“God forbid we have a fatality,” the Times newspaper quoted him as saying on Saturday. “People are closing their eyes to the threat.
“Yes, we would like to restart it but it’s got to be safe. We should be cautious. To ignore possibilities is foolhardy. It’s about safeguarding people’s health.”
Britain’s Culture and Sport secretary Oliver Dowden said on Thursday that the government was “opening the door” for football to return next month and complete the season in stadiums without spectators.
Players, clubs and the government are discussing safety measures needed for ‘Project Restart’ to happen with another meeting planned for Monday when medical protocols will be discussed.
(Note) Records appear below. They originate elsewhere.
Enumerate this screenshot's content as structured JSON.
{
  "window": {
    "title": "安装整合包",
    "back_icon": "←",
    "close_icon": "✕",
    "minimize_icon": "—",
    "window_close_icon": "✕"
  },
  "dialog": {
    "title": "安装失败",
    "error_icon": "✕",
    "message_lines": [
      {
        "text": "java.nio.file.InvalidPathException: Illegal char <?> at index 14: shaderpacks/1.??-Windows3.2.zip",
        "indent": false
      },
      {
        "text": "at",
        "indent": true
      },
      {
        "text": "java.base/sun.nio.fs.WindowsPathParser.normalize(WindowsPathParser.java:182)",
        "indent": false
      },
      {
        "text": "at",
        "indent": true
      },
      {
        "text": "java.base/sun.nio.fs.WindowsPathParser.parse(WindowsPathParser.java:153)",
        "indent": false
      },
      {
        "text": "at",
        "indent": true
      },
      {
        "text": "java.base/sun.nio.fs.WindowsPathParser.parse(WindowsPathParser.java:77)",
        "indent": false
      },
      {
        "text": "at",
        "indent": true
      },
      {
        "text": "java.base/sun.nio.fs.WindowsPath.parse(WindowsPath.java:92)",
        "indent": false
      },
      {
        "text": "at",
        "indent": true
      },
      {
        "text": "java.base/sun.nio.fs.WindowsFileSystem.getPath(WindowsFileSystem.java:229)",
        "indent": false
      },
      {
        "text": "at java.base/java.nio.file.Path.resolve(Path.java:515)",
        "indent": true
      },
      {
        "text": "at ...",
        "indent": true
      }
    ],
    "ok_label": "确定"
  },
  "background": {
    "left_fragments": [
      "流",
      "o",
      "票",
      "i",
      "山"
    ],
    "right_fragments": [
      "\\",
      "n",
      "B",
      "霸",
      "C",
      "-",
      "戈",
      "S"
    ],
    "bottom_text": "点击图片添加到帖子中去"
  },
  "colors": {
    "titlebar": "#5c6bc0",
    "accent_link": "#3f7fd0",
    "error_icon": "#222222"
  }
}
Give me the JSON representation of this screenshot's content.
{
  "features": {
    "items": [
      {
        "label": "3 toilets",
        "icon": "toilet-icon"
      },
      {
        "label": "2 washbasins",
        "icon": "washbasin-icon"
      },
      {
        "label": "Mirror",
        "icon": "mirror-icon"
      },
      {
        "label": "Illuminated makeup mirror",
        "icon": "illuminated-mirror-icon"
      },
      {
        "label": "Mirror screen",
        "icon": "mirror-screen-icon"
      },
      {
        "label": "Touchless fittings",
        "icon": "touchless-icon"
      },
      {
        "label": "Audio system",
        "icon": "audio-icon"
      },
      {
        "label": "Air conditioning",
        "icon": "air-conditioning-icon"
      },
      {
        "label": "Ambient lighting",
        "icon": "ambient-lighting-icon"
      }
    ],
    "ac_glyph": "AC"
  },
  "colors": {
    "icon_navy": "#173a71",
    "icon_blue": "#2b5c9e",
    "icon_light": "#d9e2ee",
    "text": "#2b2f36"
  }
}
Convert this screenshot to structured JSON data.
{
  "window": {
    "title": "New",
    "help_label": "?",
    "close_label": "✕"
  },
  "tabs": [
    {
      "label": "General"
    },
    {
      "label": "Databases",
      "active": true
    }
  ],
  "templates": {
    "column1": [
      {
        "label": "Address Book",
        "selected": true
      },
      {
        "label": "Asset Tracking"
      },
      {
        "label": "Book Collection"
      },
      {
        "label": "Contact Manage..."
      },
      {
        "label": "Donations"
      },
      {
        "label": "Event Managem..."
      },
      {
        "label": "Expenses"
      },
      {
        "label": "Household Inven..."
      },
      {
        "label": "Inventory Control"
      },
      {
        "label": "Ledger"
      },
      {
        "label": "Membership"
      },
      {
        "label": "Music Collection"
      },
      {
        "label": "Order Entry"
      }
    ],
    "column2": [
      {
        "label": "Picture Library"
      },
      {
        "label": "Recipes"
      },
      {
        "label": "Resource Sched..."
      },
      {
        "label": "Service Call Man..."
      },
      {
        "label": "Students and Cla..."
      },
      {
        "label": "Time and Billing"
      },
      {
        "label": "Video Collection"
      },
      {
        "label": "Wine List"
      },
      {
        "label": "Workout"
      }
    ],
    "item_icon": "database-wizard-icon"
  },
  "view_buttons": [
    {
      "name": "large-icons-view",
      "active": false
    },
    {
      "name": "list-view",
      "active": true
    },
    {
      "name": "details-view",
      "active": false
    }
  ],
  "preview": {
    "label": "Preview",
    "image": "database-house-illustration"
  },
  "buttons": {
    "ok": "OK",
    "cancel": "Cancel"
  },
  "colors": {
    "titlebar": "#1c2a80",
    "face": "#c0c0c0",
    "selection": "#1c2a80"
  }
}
Clubs could also resume some form of training that day, while Germany’s Bundesliga started playing again on Saturday.
Government figures published on Friday showed the number of people who have died in the United Kingdom after testing positive for the new coronavirus was 33,998 by 1600 GMT on Thursday.
“We have to try to believe advice that we’re being given that we’ve reached the peak but there’s still an incredible number of people losing their lives through this,” said Pearson.
“The death toll in the UK is anything between 33,000 and 38,000. That’s filling our stadium and then filling it half again. It’s a sobering thought.”
Watford are 17th in the league standings, one place above the relegation zone, but Pearson said he liked to think he would be asking the same questions wherever the club were.
His captain Troy Deeney has already said he would put his family’s health before football while goalkeeper Ben Foster has said it would be wrong for players to be tested before essential workers.
Britain’s statistics office said this month that black men are 4.2 times more likely to die from COVID-19-related causes than white males. About a third of Premier League players are from a Black, Asian and Minority Ethnic (BAME) background.
“Troy’s a very important player for us,” said Pearson. “He’s a human being. He’s got a relatively young family.
“We have to remember it’s about the welfare of players and staff but also the people they connect with.” (Reporting by Alan Baldwin, editing by Christian Radnedge)